Copy each line of the records that holds the string "Skyline".

*** Opening Records ***

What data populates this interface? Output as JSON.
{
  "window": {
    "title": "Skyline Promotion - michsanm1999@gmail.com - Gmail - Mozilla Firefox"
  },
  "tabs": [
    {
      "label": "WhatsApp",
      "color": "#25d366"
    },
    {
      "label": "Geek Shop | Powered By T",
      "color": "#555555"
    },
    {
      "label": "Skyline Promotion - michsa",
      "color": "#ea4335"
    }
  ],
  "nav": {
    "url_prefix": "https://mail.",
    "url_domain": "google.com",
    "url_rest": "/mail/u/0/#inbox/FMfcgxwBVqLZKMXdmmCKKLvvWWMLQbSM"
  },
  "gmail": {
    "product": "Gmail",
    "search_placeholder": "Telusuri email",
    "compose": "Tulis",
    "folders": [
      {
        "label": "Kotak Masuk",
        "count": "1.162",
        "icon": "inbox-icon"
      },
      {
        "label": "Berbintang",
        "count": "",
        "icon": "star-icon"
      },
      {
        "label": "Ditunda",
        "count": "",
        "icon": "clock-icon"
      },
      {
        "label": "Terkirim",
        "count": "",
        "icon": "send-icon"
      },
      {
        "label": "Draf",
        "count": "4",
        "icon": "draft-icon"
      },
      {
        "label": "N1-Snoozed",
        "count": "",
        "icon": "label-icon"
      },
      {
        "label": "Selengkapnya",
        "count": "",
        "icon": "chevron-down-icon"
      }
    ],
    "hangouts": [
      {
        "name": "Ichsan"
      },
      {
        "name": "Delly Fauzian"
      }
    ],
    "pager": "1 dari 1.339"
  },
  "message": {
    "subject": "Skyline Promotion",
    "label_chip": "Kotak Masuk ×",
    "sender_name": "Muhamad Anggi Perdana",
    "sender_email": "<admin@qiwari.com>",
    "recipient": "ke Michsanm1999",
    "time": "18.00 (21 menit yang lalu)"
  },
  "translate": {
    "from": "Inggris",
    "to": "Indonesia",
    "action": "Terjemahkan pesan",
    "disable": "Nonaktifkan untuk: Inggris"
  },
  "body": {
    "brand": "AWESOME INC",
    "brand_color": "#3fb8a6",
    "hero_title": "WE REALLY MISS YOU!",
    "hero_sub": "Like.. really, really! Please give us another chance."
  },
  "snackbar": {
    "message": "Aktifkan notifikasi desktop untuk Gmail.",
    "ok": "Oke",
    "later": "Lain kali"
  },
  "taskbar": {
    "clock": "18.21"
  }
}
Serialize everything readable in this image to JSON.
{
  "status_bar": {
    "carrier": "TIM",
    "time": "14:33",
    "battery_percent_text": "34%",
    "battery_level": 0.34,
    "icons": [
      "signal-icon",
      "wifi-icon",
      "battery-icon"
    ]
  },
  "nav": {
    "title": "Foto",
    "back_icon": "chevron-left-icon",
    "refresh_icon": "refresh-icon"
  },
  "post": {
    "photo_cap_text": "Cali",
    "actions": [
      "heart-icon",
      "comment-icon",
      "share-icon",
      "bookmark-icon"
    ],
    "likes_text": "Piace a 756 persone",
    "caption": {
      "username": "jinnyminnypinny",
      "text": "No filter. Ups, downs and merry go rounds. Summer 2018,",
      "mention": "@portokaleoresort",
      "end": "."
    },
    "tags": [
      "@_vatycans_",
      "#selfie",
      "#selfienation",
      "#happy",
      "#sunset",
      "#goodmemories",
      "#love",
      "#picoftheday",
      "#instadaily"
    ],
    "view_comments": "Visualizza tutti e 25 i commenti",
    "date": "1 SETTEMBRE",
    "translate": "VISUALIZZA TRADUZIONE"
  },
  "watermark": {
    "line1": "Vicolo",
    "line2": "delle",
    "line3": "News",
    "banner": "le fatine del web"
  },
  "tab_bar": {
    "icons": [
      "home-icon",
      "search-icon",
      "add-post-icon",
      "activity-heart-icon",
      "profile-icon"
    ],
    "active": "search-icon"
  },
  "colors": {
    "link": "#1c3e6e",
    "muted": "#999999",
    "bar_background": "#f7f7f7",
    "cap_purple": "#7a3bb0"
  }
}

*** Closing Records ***

Output for this exercise:
    "title": "Skyline Promotion - michsanm1999@gmail.com - Gmail - Mozilla Firefox"
      "label": "Skyline Promotion - michsa",
    "subject": "Skyline Promotion",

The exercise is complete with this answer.